AUBREY: There's a lot of thinking about this right now, Steve. I spoke to Dr. Ezekiel Emanuel. He's a health policy expert at the University of Pennsylvania. He says he thinks there are ways to require the vaccine.

EZEKIEL EMANUEL: I think we're probably going to need to get some mandates, mandates of children getting vaccinated, mandates of college students getting vaccinated, employers putting in mandates to really get ever closer to something between 70 and 85% of the population vaccinated.

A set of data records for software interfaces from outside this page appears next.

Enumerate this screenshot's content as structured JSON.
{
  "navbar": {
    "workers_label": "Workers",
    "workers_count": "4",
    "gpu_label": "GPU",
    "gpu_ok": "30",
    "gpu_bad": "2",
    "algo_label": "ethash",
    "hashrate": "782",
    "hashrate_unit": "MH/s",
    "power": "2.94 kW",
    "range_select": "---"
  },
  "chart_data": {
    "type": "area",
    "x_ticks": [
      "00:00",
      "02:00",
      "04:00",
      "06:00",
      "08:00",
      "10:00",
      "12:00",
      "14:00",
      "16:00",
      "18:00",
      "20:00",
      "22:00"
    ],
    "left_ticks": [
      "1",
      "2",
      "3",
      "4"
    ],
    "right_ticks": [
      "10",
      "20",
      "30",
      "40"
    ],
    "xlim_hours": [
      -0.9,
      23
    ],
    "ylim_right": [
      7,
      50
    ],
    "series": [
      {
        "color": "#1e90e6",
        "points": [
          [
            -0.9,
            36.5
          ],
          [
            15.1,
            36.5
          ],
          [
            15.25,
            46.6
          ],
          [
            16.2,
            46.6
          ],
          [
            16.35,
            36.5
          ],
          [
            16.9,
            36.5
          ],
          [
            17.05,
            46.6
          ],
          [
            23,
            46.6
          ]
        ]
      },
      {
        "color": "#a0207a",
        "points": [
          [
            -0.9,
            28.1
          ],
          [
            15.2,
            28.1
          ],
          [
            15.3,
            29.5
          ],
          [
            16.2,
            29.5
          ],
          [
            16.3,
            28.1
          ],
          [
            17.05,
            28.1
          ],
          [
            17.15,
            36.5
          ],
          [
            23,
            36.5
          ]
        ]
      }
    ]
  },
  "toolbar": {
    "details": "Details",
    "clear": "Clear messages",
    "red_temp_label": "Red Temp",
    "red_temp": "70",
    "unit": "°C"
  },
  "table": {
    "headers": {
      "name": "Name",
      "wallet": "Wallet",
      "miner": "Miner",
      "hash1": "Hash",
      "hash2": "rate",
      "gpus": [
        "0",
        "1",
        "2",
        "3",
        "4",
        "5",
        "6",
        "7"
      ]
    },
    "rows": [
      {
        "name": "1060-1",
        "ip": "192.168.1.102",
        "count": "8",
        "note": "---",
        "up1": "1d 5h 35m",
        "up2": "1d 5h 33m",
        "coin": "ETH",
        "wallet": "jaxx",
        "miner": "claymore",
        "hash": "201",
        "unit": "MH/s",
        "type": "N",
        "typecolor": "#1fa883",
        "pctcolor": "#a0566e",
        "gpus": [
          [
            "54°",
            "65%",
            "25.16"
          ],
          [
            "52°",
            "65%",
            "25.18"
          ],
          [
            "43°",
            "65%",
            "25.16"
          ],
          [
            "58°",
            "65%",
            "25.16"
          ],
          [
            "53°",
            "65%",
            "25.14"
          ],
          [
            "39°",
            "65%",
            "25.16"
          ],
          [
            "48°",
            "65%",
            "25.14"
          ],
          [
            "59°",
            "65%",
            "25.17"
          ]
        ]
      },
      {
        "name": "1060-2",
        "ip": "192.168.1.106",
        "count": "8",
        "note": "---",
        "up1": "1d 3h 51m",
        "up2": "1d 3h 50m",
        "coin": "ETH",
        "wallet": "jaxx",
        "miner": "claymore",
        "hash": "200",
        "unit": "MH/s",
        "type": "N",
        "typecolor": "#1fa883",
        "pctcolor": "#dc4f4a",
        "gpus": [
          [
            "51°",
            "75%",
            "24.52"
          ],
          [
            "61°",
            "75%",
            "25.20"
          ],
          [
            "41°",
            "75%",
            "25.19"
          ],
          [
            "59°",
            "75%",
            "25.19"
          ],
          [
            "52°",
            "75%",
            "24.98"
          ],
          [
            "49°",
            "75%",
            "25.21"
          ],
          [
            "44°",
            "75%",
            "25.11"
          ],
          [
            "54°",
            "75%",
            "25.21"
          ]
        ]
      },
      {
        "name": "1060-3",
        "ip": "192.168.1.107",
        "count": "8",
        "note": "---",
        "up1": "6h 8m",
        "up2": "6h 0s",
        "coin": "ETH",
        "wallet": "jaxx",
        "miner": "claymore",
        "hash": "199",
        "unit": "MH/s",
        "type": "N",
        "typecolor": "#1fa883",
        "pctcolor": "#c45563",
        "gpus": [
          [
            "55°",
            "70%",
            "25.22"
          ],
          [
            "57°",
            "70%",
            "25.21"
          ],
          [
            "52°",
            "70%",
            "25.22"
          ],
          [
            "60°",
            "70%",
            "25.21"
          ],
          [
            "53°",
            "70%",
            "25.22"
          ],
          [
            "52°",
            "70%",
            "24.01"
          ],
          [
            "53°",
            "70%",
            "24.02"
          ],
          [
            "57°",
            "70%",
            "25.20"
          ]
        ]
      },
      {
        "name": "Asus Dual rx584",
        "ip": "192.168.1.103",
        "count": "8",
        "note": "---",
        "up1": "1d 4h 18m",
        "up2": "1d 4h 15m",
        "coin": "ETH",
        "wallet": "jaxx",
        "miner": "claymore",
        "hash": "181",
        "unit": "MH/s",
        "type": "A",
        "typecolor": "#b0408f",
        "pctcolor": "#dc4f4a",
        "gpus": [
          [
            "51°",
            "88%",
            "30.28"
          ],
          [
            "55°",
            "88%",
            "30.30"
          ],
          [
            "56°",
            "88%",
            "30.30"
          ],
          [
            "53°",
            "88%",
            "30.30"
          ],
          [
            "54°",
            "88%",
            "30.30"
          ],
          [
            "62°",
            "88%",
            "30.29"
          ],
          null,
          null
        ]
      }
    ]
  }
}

AUBREY: Many campuses are already announcing plans to require vaccination, including University of California and the Cal State system. The head of the European Union has said U.S. tourists would be welcome this summer if they are fully vaccinated. So if you want to travel to Europe, you'll likely need to show some proof of vaccination.

INSKEEP: Allison, as the pandemic goes on and on, do we learn more and more about the long-term effects for people who do get COVID?

AUBREY: Yeah, a comprehensive analysis published just last week characterizes really the range and the toll of the problems. And it's quite surprising. I spoke to the author of the study, Dr. Ziyad Al-Aly of the VA St. Louis Health Care System. He said that he found that people who were sickest from covid have had the most ongoing trouble. But he said the biggest surprise he found is that even among people with very mild cases, they have documented a range of health problems.

ZIYAD AL-ALY: Not only fatigue and memory problems and small problems, but people are having, you know, heart problems, including palpitation, kidney problems. You know, the toll of mental health disorders - you know, people are having new onset anxiety. So when you put all of this together, it is shocking.

AUBREY: The National Institutes of Health has recently announced about $1 billion in funding to study what they call long COVID. The goal is to identify the cases and treatments for people who don't fully recover.

INSKEEP: I want to circle back, Allison, to something we said at the beginning. We said that cases are down. Used to be hundreds of thousands of people per day were being reported infected with COVID. What's happening now?

AUBREY: The U.S. is averaging about 60,000 cases a day. Hospitalizations increased a bit last week, but deaths are down. And right now, 29% of the total population in the US is fully vaccinated. Fourty-two percent have received at least one dose.

INSKEEP: OK. Allison, thanks.

AUBREY: Thank you.

INSKEEP: NPR's Allison Aubrey.

(SOUNDBITE OF ARMS AND SLEEPERS' "UNSHIELD") Transcript provided by NPR, Copyright NPR.

Allison Aubrey is a correspondent for NPR News, where her stories can be heard on Morning Edition and All Things Considered. She's also a contributor to the PBS NewsHour and is one of the hosts of NPR's Life Kit.